Nearly 30K residents and workers in the City of Newburgh who drank tap water between the early 1990s and May 2016 were exposed to a toxic class of chemicals known as Perfluorochemicals, (or PFAS for short). This is due to the pollution of Lake Washington, the City's main drinking water reservoir during that time period.
The New York State Department of Health (NYSDOH) conducted its first biomonitoring program between Nov. 2016 and Dec. 2017, offering free blood testing for City of Newburgh residents and workers. 3,763 people participated and were tested for six PFAS chemicals. Three of those chemicals—PFAS, PFOA and PFHxS—were found to be elevated well above the national average.

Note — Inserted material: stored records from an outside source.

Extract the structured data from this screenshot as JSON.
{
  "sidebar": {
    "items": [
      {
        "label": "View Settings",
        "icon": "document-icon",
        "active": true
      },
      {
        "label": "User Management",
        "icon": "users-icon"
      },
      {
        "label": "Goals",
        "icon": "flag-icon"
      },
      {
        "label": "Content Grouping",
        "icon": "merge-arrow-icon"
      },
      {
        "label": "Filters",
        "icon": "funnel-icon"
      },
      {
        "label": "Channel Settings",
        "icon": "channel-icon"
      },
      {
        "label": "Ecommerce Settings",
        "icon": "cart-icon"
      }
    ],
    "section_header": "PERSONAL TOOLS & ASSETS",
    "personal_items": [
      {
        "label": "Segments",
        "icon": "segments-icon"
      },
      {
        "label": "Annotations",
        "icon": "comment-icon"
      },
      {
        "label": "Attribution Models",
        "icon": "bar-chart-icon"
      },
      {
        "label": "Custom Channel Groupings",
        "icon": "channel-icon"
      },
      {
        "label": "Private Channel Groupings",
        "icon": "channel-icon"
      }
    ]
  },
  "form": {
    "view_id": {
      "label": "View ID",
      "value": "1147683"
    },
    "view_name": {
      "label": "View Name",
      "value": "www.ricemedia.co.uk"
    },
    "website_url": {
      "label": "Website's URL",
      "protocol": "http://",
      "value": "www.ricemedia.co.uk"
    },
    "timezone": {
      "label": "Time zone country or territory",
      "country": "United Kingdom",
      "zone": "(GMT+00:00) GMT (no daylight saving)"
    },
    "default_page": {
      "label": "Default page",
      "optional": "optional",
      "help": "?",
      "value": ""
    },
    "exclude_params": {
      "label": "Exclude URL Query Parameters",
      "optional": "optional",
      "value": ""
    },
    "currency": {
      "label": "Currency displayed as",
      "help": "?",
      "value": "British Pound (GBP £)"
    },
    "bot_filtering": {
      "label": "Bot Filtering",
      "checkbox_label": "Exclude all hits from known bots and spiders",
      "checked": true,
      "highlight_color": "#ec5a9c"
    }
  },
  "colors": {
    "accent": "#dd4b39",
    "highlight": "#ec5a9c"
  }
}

Of adults (18+ yrs) who drank City water and were in the 50th percentile, PFOS levels were found to be 20.1 mcg/L—nearly four times the national average of 5.2. Children (below 18 yrs) in the same sector were found to have PFOS levels of 8.3 mcg/L.
According to Boston University's Superfund Research Program, PFAS are a large group of man-made toxic chemicals that are used to make consumer products resistant to water, grease or stains. Common products include Gore-Tex rain gear, Teflon no-stick cookware and Scotchguard stain-repellent for carpets or furniture fabric. PFAS have also been used in firefighting foams. If you live in the U.S. you likely have some PFAS in your body. PFAS exposure is linked to serious medical problems, including:
— Kidney cancer and testicular cancer
— Impaired liver function
— Impaired fertility
— Impaired fetal development
— Chronic intestinal inflammation
— Disruption of critical thyroid hormones
— Weakened immune system
— High cholesterol
— A potentially fatal complication of pregnancy called preeclampsia
— Elevated blood pressure during pregnancy
PFAS persist in the environment and the human body, taking several years to breakdown. The chemicals' decomposition is measured by half-lives: the amount of time it takes for the original amount to decrease by 50%. Half-lives differ for each PFAS chemical, ranging from an estimated 2-4 years for PFOA, 5 years for PFOS, and 8.5 years for PFHxS, according to the NIH. Health studies are being conducted to understand the correlation between exposure and health effects.
SOURCES: EPA | ATSDR | NIH | EARTHJUSTICE | BOSTON UNIVERSITY SRP
CDC/ATSDR MULTI-SITE HEALTH STUDY — NYSDOH AND SUNY ALBANY TO STUDY NEWBURGH & HOOSICK FALLS COMMUNITIES 2020 - 2023
The Centers for Disease Control and Prevention (CDC) and Agency for Toxic Substances and Disease Registry (ATSDR) soliciting research applications to conduct a multi-site study on the human health effects of exposures to per- and polyfluoroalkyl substances (PFAS) through drinking water.
"The study researchers will work to recruit at least 2,000 children (ages 4-17) and 6,000 adults (ages 18 and older) from communities who have been exposed to PFAS-contaminated drinking water. The study is designed to gather information about the relationship between PFAS exposure and health outcomes that can be applied to exposed communities across the nation, including those not selected for the study. Understanding the relationship between exposure and health outcomes will allow communities and governmental agencies to make science-based decisions about how to protect public health. The findings will also help prepare people to discuss exposures with their health care providers and take steps to monitor their health, as needed."
New York State Department of Health (NYSDOH) in partnership with research scientists at SUNY Albany were awarded the grant to study Newburgh and Hoosick Falls communities. On April 1, 2019, the CDC and ATSDR released a draft protocol for the study.
HEALTH STUDY — NYSDOH CANCER REGISTRY
New York State's Department of Health is conducting an investigation to see if there are unusual elevations of cancer among Newburgh area residents. The investigation is looking at total cancers and specific types of cancer diagnosed from 1995 through 2013 (latest available data), using the data from the NYS Cancer Registry, which receives reports on all cases of cancer within the state. The current public registry only reflects data for the 5 largest cities in upstate NY along with NYC and some of the larger downstate towns.
NCWP advocates that this investigation be carried out in collaboration with community health groups and St. Luke's hospital and that findings be made public and accessible to all affected residents.